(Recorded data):
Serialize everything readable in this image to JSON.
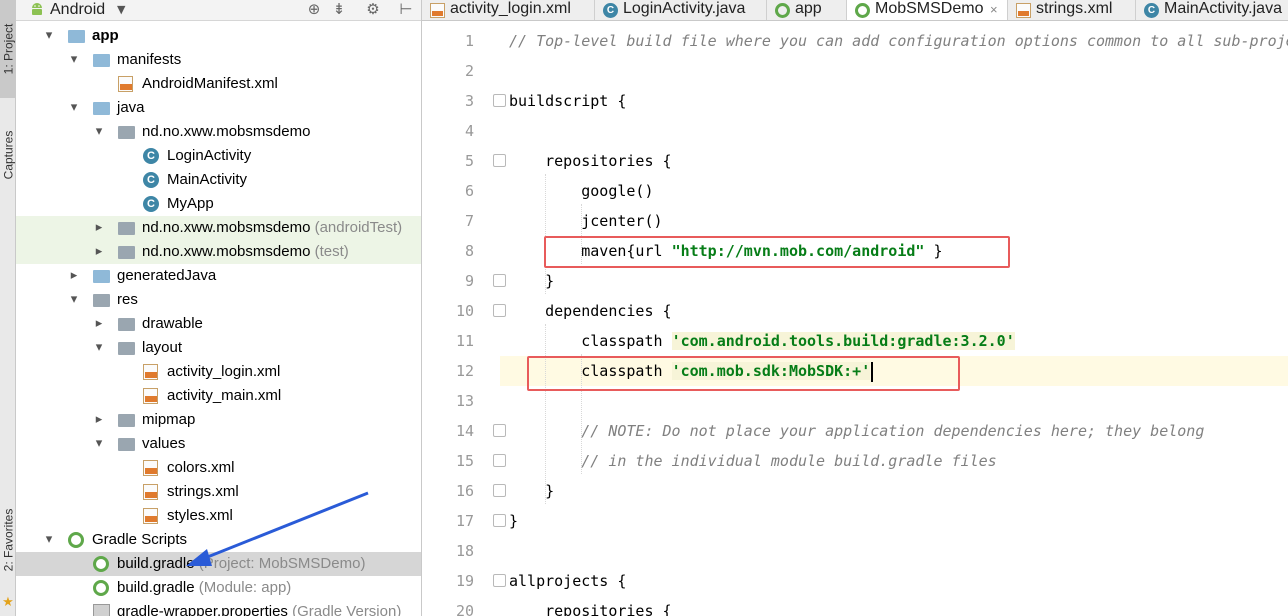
{
  "sidestrip": {
    "tabs": [
      {
        "label": "1: Project"
      },
      {
        "label": "Captures"
      },
      {
        "label": "2: Favorites"
      }
    ]
  },
  "project_panel": {
    "view_label": "Android",
    "tree": [
      {
        "label": "app",
        "arrow": "▾",
        "icon": "folder",
        "bold": true,
        "hint": ""
      },
      {
        "label": "manifests",
        "arrow": "▾",
        "icon": "folder",
        "hint": ""
      },
      {
        "label": "AndroidManifest.xml",
        "arrow": "",
        "icon": "manifest",
        "hint": ""
      },
      {
        "label": "java",
        "arrow": "▾",
        "icon": "folder",
        "hint": ""
      },
      {
        "label": "nd.no.xww.mobsmsdemo",
        "arrow": "▾",
        "icon": "package",
        "hint": ""
      },
      {
        "label": "LoginActivity",
        "arrow": "",
        "icon": "class",
        "hint": ""
      },
      {
        "label": "MainActivity",
        "arrow": "",
        "icon": "class",
        "hint": ""
      },
      {
        "label": "MyApp",
        "arrow": "",
        "icon": "class",
        "hint": ""
      },
      {
        "label": "nd.no.xww.mobsmsdemo",
        "arrow": "▸",
        "icon": "package",
        "hint": "(androidTest)"
      },
      {
        "label": "nd.no.xww.mobsmsdemo",
        "arrow": "▸",
        "icon": "package",
        "hint": "(test)"
      },
      {
        "label": "generatedJava",
        "arrow": "▸",
        "icon": "folder",
        "hint": ""
      },
      {
        "label": "res",
        "arrow": "▾",
        "icon": "res-folder",
        "hint": ""
      },
      {
        "label": "drawable",
        "arrow": "▸",
        "icon": "package",
        "hint": ""
      },
      {
        "label": "layout",
        "arrow": "▾",
        "icon": "package",
        "hint": ""
      },
      {
        "label": "activity_login.xml",
        "arrow": "",
        "icon": "xml",
        "hint": ""
      },
      {
        "label": "activity_main.xml",
        "arrow": "",
        "icon": "xml",
        "hint": ""
      },
      {
        "label": "mipmap",
        "arrow": "▸",
        "icon": "package",
        "hint": ""
      },
      {
        "label": "values",
        "arrow": "▾",
        "icon": "package",
        "hint": ""
      },
      {
        "label": "colors.xml",
        "arrow": "",
        "icon": "xml",
        "hint": ""
      },
      {
        "label": "strings.xml",
        "arrow": "",
        "icon": "xml",
        "hint": ""
      },
      {
        "label": "styles.xml",
        "arrow": "",
        "icon": "xml",
        "hint": ""
      },
      {
        "label": "Gradle Scripts",
        "arrow": "▾",
        "icon": "gradle",
        "hint": ""
      },
      {
        "label": "build.gradle",
        "arrow": "",
        "icon": "gradle",
        "hint": "(Project: MobSMSDemo)"
      },
      {
        "label": "build.gradle",
        "arrow": "",
        "icon": "gradle",
        "hint": "(Module: app)"
      },
      {
        "label": "gradle-wrapper.properties",
        "arrow": "",
        "icon": "properties",
        "hint": "(Gradle Version)"
      }
    ]
  },
  "tabs": [
    {
      "label": "activity_login.xml",
      "icon": "xml",
      "close": ""
    },
    {
      "label": "LoginActivity.java",
      "icon": "class",
      "close": ""
    },
    {
      "label": "app",
      "icon": "gradle",
      "close": ""
    },
    {
      "label": "MobSMSDemo",
      "icon": "gradle",
      "close": "×"
    },
    {
      "label": "strings.xml",
      "icon": "xml",
      "close": ""
    },
    {
      "label": "MainActivity.java",
      "icon": "class",
      "close": ""
    }
  ],
  "editor": {
    "line_numbers": [
      "1",
      "2",
      "3",
      "4",
      "5",
      "6",
      "7",
      "8",
      "9",
      "10",
      "11",
      "12",
      "13",
      "14",
      "15",
      "16",
      "17",
      "18",
      "19",
      "20"
    ],
    "lines": [
      {
        "pre": "// Top-level build file where you can add configuration options common to all sub-projects/modules.",
        "str": "",
        "post": "",
        "comment": true
      },
      {
        "pre": "",
        "str": "",
        "post": ""
      },
      {
        "pre": "buildscript {",
        "str": "",
        "post": ""
      },
      {
        "pre": "",
        "str": "",
        "post": ""
      },
      {
        "pre": "    repositories {",
        "str": "",
        "post": ""
      },
      {
        "pre": "        google()",
        "str": "",
        "post": ""
      },
      {
        "pre": "        jcenter()",
        "str": "",
        "post": ""
      },
      {
        "pre": "        maven{url ",
        "str": "\"http://mvn.mob.com/android\"",
        "post": " }"
      },
      {
        "pre": "    }",
        "str": "",
        "post": ""
      },
      {
        "pre": "    dependencies {",
        "str": "",
        "post": ""
      },
      {
        "pre": "        classpath ",
        "str": "'com.android.tools.build:gradle:3.2.0'",
        "post": ""
      },
      {
        "pre": "        classpath ",
        "str": "'com.mob.sdk:MobSDK:+'",
        "post": ""
      },
      {
        "pre": "",
        "str": "",
        "post": ""
      },
      {
        "pre": "        // NOTE: Do not place your application dependencies here; they belong",
        "str": "",
        "post": "",
        "comment": true
      },
      {
        "pre": "        // in the individual module build.gradle files",
        "str": "",
        "post": "",
        "comment": true
      },
      {
        "pre": "    }",
        "str": "",
        "post": ""
      },
      {
        "pre": "}",
        "str": "",
        "post": ""
      },
      {
        "pre": "",
        "str": "",
        "post": ""
      },
      {
        "pre": "allprojects {",
        "str": "",
        "post": ""
      },
      {
        "pre": "    repositories {",
        "str": "",
        "post": ""
      }
    ]
  },
  "colors": {
    "annotation_red": "#e85b5b",
    "annotation_arrow": "#2a5bd7",
    "string_green": "#067d17",
    "comment_gray": "#808080",
    "caret_line": "#fffae3",
    "gradle_green": "#5fa84a"
  }
}
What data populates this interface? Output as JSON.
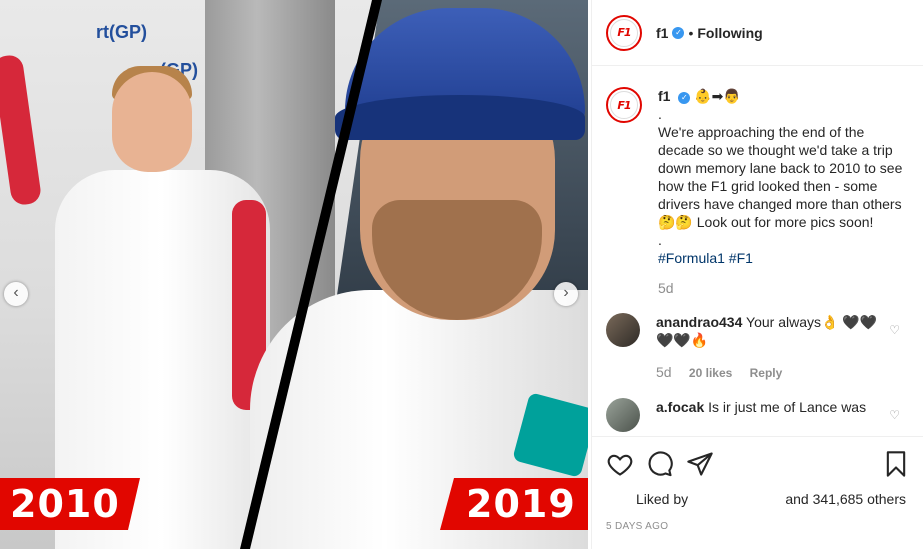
{
  "photo": {
    "badge_left": "2010",
    "badge_right": "2019",
    "prev_arrow": "‹",
    "next_arrow": "›"
  },
  "header": {
    "username": "f1",
    "separator": "•",
    "follow_status": "Following"
  },
  "caption": {
    "username": "f1",
    "emojis": "👶➡👨",
    "dot1": ".",
    "text": "We're approaching the end of the decade so we thought we'd take a trip down memory lane back to 2010 to see how the F1 grid looked then - some drivers have changed more than others 🤔🤔 Look out for more pics soon!",
    "dot2": ".",
    "hashtags": "#Formula1 #F1",
    "age": "5d"
  },
  "comments": [
    {
      "username": "anandrao434",
      "text": "Your always👌 🖤🖤 🖤🖤🔥",
      "age": "5d",
      "likes": "20 likes",
      "reply": "Reply"
    },
    {
      "username": "a.focak",
      "text": "Is ir just me of Lance was"
    }
  ],
  "actions": {
    "liked_by": "Liked by",
    "like_count": "and 341,685 others",
    "timestamp": "5 DAYS AGO"
  },
  "colors": {
    "brand_red": "#e10600",
    "verified_blue": "#3897f0",
    "hashtag_blue": "#003569",
    "meta_gray": "#8e8e8e"
  }
}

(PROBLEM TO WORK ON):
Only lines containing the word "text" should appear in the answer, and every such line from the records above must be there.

(EXPECTED OUTPUT):
    "text": "We're approaching the end of the decade so we thought we'd take a trip down memory lane back to 2010 to see how the F1 grid looked then - some drivers have changed more than others 🤔🤔 Look out for more pics soon!",
      "text": "Your always👌 🖤🖤 🖤🖤🔥",
      "text": "Is ir just me of Lance was"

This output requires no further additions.